Devastating news from Europe’s south continue and even the usually cooler north reported extremely high temperatures this week: The coastal province of Zeeland in the Netherlands reached temperatures of up to 38 degrees Celsius and, to the west, Britain broke its heat record of 40 degrees. While Belgium reduced the capacity of two nuclear reactors, Germany called for the highest level of forest fire alert in 10 of the country’s 16 states. The ongoing high temperatures are affecting people, water levels and crops in many ways.
Last week, researchers at the European Commission Joint Research Centre (JRC) warned that nearly half of the EU’s territory is currently at risk of drought. The JRC reported that 46% of the EU’s territory was exposed to warning level drought, with 11% at alert level. The EU researchers also warned that the lack of water and strong heat are driving crop yields down in France, Romania, Spain, Portugal and Italy.
According to the Italian Farmers’ Association Coldiretti, the country’s agricultural sector has suffered over three billion euros in damages due to the drought and the heat, and crop yields have been reduced by up to 70% in some cases.
Drought and low water levels: Italy‘s Po and Germany‘s Rhine are drying up
Italy’s and Germany’s rivers are under strain from the hot, dry weather. The Po, Italy’s longest river, with its delta near Venice, is at its lowest level of the past 70 years at certain points along its course. On Tuesday [July 19], Lombardy’s Governor Attilio Fontana said that his region has almost run out of water for agricultural use due to the severe drought that has hit Italy.
In Germany, the German Federal Institute for Hydrology announced on Tuesday [July 19] that two of the country’s major rivers and shipping routes, the Elbe and the Rhine, currently have lower water levels than usual, sometimes forcing ships to lighten their load if they don’t want to get stuck.

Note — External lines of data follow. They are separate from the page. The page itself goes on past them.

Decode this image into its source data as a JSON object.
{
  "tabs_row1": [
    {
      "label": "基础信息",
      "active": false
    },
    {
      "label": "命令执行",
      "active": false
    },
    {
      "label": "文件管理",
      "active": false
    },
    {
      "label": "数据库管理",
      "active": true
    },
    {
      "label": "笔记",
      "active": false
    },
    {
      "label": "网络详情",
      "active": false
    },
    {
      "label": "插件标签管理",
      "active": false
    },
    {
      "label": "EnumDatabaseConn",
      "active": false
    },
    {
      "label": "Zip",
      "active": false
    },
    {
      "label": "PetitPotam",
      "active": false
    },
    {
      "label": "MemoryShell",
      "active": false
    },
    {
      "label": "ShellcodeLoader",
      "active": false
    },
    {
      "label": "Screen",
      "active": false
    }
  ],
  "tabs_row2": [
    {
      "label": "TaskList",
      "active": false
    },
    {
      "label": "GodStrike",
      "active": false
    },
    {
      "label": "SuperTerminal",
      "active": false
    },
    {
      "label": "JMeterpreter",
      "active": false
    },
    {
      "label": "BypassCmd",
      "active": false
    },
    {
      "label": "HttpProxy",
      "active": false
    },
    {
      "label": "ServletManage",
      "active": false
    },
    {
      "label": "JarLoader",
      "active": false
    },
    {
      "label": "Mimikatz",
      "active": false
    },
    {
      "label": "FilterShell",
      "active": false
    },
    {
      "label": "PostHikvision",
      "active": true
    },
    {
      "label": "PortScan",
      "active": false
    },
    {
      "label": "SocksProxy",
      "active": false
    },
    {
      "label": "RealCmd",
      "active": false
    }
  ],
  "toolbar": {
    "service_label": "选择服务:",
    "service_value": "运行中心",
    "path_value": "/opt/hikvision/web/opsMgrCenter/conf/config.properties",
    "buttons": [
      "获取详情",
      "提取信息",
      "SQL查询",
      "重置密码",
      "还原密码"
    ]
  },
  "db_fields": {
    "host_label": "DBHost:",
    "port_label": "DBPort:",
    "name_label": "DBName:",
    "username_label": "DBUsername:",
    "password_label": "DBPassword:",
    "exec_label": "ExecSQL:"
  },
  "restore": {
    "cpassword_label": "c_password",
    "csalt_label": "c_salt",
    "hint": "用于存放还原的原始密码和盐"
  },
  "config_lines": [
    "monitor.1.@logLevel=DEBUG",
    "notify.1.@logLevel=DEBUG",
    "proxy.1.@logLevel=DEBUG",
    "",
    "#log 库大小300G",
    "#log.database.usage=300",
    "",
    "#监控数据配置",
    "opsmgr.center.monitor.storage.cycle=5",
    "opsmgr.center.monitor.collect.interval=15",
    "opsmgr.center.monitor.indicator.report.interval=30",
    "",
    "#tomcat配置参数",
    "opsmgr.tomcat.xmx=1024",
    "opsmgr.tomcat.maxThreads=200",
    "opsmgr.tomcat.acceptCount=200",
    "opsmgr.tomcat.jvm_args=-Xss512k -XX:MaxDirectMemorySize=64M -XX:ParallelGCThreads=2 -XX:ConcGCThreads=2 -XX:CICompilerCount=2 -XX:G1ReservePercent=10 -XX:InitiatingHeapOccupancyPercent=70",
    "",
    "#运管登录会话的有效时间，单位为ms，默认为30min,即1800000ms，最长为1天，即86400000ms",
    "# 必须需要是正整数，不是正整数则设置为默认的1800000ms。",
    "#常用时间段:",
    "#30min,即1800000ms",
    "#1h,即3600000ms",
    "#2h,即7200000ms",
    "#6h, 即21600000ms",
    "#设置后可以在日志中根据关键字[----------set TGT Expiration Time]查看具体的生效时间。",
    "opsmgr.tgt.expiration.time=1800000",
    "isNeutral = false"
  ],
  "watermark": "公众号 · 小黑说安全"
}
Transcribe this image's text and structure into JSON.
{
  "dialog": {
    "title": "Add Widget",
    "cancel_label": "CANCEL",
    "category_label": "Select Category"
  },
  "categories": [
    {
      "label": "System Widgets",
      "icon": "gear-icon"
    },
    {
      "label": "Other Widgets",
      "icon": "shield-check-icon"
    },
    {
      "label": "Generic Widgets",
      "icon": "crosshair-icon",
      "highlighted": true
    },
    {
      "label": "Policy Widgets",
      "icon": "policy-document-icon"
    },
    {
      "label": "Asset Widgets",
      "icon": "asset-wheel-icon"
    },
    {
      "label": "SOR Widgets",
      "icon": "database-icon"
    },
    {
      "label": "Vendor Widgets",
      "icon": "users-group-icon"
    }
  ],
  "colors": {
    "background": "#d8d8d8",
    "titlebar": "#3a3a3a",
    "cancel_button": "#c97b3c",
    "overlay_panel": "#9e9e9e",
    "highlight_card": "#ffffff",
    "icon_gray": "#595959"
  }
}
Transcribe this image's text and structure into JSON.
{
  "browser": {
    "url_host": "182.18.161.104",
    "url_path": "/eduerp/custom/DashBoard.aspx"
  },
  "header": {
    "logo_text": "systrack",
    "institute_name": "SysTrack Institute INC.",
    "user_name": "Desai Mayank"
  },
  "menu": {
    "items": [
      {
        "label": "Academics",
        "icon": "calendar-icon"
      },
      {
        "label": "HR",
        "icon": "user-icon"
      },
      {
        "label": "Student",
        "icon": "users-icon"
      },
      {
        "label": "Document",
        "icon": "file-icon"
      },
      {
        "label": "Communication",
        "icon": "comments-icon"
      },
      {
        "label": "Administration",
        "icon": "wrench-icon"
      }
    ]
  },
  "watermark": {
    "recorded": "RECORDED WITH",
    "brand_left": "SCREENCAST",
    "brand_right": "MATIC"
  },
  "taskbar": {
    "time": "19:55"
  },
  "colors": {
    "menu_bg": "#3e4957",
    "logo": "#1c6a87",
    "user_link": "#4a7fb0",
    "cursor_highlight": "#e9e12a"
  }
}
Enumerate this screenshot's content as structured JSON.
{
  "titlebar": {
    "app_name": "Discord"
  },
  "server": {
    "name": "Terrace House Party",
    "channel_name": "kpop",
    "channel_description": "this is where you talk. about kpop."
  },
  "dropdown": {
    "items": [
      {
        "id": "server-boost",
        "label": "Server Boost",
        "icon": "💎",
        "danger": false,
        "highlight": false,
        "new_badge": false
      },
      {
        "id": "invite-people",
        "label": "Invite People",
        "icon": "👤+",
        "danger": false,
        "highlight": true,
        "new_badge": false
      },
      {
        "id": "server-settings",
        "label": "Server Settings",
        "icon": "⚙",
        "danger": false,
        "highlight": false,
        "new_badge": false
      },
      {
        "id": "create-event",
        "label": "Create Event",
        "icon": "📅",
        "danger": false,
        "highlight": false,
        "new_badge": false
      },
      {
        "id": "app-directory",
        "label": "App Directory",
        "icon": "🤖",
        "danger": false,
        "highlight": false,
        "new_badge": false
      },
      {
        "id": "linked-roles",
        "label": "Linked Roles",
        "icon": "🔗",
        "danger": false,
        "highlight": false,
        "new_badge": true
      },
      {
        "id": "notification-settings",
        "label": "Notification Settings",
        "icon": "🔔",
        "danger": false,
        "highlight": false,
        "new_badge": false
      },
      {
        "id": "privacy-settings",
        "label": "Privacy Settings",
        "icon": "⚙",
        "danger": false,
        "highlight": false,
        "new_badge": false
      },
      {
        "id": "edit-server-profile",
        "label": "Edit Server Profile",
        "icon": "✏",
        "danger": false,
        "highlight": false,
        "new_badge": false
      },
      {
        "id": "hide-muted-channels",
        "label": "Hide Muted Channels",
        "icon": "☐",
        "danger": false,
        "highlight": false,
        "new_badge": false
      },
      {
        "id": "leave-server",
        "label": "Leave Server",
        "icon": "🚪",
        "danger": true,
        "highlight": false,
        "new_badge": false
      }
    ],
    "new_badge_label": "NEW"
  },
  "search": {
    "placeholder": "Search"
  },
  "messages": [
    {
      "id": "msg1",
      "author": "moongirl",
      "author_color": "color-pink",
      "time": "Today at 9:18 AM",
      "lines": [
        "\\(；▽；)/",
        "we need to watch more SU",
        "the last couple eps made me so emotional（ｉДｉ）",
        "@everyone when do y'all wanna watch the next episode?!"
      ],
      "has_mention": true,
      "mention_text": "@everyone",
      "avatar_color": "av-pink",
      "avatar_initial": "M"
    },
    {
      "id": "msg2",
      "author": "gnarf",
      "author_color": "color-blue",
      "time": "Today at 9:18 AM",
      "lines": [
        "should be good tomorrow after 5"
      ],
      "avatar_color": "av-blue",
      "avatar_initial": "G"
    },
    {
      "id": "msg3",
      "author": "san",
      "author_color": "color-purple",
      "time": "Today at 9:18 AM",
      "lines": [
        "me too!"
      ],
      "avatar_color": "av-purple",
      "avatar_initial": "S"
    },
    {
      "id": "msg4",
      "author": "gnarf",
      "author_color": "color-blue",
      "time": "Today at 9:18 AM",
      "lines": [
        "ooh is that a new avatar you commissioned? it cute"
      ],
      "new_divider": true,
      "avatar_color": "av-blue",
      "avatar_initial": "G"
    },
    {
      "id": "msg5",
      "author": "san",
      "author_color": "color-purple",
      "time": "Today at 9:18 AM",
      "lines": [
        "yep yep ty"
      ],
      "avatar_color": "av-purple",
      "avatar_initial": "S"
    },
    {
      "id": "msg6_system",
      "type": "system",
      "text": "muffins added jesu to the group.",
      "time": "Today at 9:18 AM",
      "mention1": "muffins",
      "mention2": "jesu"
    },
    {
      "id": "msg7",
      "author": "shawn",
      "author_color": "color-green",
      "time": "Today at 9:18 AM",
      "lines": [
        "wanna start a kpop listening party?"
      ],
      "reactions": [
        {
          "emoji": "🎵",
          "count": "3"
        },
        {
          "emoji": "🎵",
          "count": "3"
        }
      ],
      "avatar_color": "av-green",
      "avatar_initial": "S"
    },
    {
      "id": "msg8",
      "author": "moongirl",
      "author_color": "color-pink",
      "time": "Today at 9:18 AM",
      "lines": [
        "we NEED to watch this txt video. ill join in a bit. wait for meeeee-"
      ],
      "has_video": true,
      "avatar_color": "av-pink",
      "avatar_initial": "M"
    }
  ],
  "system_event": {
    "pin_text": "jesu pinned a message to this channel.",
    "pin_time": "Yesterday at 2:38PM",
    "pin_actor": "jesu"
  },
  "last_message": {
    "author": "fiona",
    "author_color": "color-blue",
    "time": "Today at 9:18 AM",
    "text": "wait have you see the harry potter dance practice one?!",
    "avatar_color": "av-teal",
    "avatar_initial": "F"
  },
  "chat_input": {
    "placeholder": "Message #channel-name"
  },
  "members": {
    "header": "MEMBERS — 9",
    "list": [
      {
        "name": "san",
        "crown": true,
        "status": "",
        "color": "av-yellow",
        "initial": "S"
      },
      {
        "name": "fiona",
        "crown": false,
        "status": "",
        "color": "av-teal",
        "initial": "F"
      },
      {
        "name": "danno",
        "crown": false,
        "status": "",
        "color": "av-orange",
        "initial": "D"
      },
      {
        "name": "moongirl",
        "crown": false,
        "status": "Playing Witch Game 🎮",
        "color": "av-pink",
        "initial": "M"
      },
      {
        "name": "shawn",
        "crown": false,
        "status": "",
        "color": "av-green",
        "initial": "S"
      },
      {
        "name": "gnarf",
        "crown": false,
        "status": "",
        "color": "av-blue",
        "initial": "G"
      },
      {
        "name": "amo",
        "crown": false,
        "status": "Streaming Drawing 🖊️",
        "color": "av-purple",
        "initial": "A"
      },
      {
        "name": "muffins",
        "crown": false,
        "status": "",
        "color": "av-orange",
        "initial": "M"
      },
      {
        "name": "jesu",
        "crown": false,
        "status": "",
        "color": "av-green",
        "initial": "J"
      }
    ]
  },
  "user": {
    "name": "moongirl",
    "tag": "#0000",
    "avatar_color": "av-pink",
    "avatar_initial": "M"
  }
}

In Spain, as stated by the EU Commission’s report, water reservoir volumes are currently 31% below the 10-year average, while in Portugal, water to produce hydroelectric energy is at half the average of the previous seven years.
Forest fires rage across Europe
Aridity and high temperatures have created ideal conditions for fires to spread quickly in many parts of Europe. The last week has seen numerous wildfires erupt in Croatia, France, Greece, Italy, Portugal and Spain, among others.
Wildfires in Spain, further fanned by strong winds, have destroyed at least 60,000 hectares of land in 10 days, while in neighbouring Portugal, around 30,000 hectares have been destroyed in a week.
“Climate change is a killer,”Spanish Prime Minister Pedro Sánchez said on visiting the region of Extremadura.
“It kills people, as we have seen, but it is also killing our ecosystem, our biodiversity. And it is destroying the most valuable goods of our society: our homes, our businesses, our livestock,” Sánchez added.
Forest fires raging on France’s Atlantic coast continued to spread this week and destroyed 20,600 hectares (50,900 acres) so far. Landiras to the south-east of Bordeaux and Teste-de-Buch, directly on the coast to the south-west, were among the affected areas. More than 37,000 people have been evacuated. On Wednesday, the fire department said the fires had been brought under control thanks to better weather conditions, but had not yet been extinguished completely.
Friuli Venezia Giulia is among the worst hit regions in Italy. On Wednesday, a huge fire broke out in the Carso area, disrupting road and rail traffic and forcing Italian shipbuilder Fincantieri to close their plant in Monfalcone after smoke had covered the northeastern part of town.
Wildfires in mined areas
In Bosnia and Herzegovina, still suffering from landmines laid during the 1992-1995 war, fires now threaten to engulf the mined area around Lake Boracko in Konjic. While helicopters have been requested from the BiH armed forces, firemen and the Bosnian mountain rescue service are struggling to extinguish fires in the Blidinje Nature Park. Neighbouring Croatia has sent Canadair firefighting airplanes, but the extinguishing work is difficult due to wind conditions.
Emergency measures: cities on red alert
As temperatures soared and approached the 40-degree mark in the Netherlands, gritting vehicles were dispatched to spread salt on certain roads to reduce the surface temperature. Authorities explained that the salt extracted moisture from the air with a resultant cooling effect on the asphalt, which can reach temperatures of up to 50 degrees in the present conditions.
The Italian government has set aside 36 million euros for five regions over which Mario Draghi‘s government declared a state of emergency for drought: Lombardy, Emilia Romagna, Piedmont, Friuli Venezia Giulia and Veneto. On Monday [July 18], the country’s health ministry put nine cities on red alert, which means the heat is so intense that it is considered a threat to the general population. In addition, the government aims to appoint a special commissioner to tackle the crisis and address issues regarding Italy’s water infrastructure.
Due to the drought, Romania and Croatia are both restricting the use of water. Croatian authorities on the peninsula of Istria issued a directive on Monday banning the use of drinking water for most other uses. Romania’s environment minister Barna Tánczos also announced restrictions to water consumption, to ensure there will be sufficient drinking water in the medium and long term.
Record temperatures more likely in the future
The World Meteorological Organization (WMO) believes that severe heat waves, such as the one currently affecting Europe, are to become the norm during the summer months.
“Heatwaves of this kind will occur more and more frequently during the coming decades, and the negative trend in climate will continue until at least 2060, independent of our success in climate mitigation,” WMO Secretary-General Petteri Taalas said on Tuesday [July 19].
Looming crop failures
Romania – a major European grain exporter – might deliver much less corn and sunflower this season, as it will prioritize supplying the local market after the drought hit crops, Minister of Agriculture Petre Daea announced. The country is lagging behind other states in expanding irrigation systems and is facing serious problems as climate change makes extreme weather events more frequent. Given the forecasts for more dry weather, some farmers have decided to harvest corn earlier than usual to save what they can, and use the crops in biofuel production. To alleviate the problems, the government plans for the timely provision of subsidies and funds, allocated from the EU as well as the state budget. Main areas of funding will be investments in the irrigation system, the support of the harvest, transport, storage and sale of agricultural products as well as initiatives to reduce energy consumption.
This article is published Fridays. The content is based on news by agencies participating in the enr.